Pick out each line in these entries that contains the string "true".

App and web page records
**********

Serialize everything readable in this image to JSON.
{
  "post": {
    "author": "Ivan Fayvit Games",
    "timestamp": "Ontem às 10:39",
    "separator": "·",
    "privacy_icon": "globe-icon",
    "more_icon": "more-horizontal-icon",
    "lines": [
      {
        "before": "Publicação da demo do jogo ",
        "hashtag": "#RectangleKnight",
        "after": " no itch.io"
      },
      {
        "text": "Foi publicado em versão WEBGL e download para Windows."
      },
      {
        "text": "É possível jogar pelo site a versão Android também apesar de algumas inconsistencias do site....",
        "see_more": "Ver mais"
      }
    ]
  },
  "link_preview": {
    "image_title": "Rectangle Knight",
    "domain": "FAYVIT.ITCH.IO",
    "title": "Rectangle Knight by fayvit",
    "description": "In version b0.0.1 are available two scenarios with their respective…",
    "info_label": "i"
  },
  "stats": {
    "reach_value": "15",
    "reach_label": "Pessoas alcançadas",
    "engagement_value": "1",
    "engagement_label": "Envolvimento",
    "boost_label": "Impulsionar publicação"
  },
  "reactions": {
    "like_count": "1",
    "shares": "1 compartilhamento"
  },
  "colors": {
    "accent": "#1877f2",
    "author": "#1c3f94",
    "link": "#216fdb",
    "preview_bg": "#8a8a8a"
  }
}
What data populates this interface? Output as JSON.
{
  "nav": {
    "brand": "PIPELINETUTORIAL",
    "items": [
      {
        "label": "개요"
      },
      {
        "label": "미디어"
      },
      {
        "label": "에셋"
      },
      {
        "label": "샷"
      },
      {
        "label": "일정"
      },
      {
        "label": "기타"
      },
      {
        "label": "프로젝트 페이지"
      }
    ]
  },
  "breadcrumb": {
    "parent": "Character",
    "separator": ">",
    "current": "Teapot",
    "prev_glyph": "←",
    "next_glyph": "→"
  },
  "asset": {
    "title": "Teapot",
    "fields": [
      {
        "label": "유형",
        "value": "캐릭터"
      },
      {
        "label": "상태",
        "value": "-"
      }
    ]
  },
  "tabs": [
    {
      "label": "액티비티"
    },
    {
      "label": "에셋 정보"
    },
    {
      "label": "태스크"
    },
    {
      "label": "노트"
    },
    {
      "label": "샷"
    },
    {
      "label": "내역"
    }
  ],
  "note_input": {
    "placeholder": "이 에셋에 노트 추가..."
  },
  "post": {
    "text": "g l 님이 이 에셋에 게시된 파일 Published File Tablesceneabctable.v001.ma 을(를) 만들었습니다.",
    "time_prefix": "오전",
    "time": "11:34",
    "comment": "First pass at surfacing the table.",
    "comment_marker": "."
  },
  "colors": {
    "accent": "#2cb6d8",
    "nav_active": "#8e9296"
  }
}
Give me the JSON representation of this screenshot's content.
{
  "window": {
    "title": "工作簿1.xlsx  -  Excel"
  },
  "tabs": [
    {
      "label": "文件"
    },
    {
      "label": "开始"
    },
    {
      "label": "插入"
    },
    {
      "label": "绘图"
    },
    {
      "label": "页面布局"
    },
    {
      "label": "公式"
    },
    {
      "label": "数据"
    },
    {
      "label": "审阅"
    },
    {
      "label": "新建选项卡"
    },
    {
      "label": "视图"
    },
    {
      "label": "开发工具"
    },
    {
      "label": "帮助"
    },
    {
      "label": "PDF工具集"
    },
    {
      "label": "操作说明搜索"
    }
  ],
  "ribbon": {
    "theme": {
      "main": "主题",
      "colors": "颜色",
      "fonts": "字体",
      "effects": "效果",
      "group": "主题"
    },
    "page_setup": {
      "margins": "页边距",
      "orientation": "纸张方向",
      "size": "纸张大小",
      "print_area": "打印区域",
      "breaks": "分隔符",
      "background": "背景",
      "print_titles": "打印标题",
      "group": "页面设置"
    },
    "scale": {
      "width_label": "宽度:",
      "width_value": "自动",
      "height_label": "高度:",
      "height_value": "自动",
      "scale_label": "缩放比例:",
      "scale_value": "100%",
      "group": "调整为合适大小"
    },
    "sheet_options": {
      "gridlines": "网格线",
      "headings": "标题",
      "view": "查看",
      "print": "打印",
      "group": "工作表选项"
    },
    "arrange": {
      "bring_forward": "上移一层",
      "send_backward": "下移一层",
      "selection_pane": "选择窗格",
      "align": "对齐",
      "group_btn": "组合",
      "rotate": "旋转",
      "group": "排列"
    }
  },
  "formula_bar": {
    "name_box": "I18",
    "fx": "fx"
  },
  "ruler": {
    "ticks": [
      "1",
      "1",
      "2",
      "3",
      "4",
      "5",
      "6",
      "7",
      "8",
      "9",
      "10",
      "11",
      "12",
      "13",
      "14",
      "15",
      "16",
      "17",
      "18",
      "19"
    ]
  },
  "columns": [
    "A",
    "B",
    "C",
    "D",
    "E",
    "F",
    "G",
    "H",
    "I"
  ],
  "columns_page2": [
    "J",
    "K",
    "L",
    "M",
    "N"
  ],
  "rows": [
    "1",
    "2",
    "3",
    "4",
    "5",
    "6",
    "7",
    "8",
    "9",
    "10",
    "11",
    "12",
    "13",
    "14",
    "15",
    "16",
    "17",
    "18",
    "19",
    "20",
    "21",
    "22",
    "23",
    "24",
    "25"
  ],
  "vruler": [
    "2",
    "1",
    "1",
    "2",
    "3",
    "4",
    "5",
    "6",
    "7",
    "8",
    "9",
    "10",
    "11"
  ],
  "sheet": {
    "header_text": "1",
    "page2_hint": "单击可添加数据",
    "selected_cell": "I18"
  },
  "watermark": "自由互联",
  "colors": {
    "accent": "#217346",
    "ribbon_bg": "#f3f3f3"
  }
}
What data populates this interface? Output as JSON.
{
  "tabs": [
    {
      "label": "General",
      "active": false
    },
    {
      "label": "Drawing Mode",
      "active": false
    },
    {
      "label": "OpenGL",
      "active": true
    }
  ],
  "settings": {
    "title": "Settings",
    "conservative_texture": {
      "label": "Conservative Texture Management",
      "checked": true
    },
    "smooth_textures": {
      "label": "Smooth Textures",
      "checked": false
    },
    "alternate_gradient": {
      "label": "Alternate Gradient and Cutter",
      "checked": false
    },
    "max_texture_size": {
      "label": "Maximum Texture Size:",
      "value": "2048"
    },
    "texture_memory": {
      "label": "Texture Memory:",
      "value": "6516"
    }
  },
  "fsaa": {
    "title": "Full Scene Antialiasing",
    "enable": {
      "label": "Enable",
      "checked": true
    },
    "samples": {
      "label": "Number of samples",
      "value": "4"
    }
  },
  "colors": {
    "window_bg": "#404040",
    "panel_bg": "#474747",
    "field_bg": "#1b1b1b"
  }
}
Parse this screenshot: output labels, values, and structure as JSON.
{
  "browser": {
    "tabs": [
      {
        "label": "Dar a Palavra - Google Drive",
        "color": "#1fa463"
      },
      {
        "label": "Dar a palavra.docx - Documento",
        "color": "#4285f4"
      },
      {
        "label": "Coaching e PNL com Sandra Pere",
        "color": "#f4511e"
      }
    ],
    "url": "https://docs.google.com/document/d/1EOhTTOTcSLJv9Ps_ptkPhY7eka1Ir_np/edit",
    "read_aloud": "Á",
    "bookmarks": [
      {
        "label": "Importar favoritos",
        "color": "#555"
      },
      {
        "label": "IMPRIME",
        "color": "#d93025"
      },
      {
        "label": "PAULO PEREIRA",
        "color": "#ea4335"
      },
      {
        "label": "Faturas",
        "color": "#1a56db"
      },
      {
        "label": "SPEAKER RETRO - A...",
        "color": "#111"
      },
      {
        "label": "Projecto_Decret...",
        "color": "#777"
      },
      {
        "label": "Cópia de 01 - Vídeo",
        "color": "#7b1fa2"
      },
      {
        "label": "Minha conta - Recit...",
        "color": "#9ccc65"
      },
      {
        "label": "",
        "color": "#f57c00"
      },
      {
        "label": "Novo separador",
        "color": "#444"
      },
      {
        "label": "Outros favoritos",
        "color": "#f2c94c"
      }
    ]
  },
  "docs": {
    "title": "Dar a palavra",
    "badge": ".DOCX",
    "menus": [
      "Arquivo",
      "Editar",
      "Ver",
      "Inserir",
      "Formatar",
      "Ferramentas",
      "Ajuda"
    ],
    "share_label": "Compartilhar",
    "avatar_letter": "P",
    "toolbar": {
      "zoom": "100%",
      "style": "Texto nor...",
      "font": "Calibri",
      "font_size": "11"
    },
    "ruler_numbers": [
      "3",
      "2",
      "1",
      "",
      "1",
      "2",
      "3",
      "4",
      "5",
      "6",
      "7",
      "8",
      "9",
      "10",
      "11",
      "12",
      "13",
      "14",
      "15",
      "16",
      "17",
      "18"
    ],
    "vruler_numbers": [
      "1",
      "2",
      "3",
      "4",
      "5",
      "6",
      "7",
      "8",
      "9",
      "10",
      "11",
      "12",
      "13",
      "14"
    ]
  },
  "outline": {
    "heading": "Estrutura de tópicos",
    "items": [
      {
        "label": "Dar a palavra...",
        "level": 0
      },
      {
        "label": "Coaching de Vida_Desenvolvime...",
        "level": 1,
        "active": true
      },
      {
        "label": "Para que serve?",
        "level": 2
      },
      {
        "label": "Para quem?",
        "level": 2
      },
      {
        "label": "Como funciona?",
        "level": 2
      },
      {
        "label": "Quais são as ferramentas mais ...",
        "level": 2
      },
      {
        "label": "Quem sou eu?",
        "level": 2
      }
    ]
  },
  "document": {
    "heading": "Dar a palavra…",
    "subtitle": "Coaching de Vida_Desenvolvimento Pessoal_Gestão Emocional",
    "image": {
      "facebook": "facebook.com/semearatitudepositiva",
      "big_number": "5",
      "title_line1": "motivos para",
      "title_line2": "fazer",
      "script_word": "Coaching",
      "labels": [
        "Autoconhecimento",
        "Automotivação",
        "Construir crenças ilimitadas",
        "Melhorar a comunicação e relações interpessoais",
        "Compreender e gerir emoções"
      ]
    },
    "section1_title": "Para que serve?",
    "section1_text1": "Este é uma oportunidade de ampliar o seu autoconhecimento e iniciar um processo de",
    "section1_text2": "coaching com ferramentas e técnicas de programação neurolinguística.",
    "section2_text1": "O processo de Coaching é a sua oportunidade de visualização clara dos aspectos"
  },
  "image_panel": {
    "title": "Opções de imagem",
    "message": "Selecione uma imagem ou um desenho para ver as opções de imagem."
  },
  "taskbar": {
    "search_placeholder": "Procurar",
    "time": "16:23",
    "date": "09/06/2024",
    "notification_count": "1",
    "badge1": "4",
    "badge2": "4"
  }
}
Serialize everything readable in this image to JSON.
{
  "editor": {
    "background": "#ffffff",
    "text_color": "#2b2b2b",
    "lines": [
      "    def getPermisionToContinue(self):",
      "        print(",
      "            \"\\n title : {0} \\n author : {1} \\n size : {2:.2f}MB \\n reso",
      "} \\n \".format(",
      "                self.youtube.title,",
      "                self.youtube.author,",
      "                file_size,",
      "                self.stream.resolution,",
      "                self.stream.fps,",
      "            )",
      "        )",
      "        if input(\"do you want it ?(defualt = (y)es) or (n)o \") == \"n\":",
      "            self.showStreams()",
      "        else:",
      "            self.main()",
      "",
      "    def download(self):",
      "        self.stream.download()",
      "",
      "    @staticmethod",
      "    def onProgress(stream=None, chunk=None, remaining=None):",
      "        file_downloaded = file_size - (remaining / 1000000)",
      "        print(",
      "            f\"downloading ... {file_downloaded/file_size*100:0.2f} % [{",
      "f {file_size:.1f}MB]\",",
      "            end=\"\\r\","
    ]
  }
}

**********

## OUTPUT OF THE TASK
      "active": true
      "checked": true
      "checked": true
        "active": true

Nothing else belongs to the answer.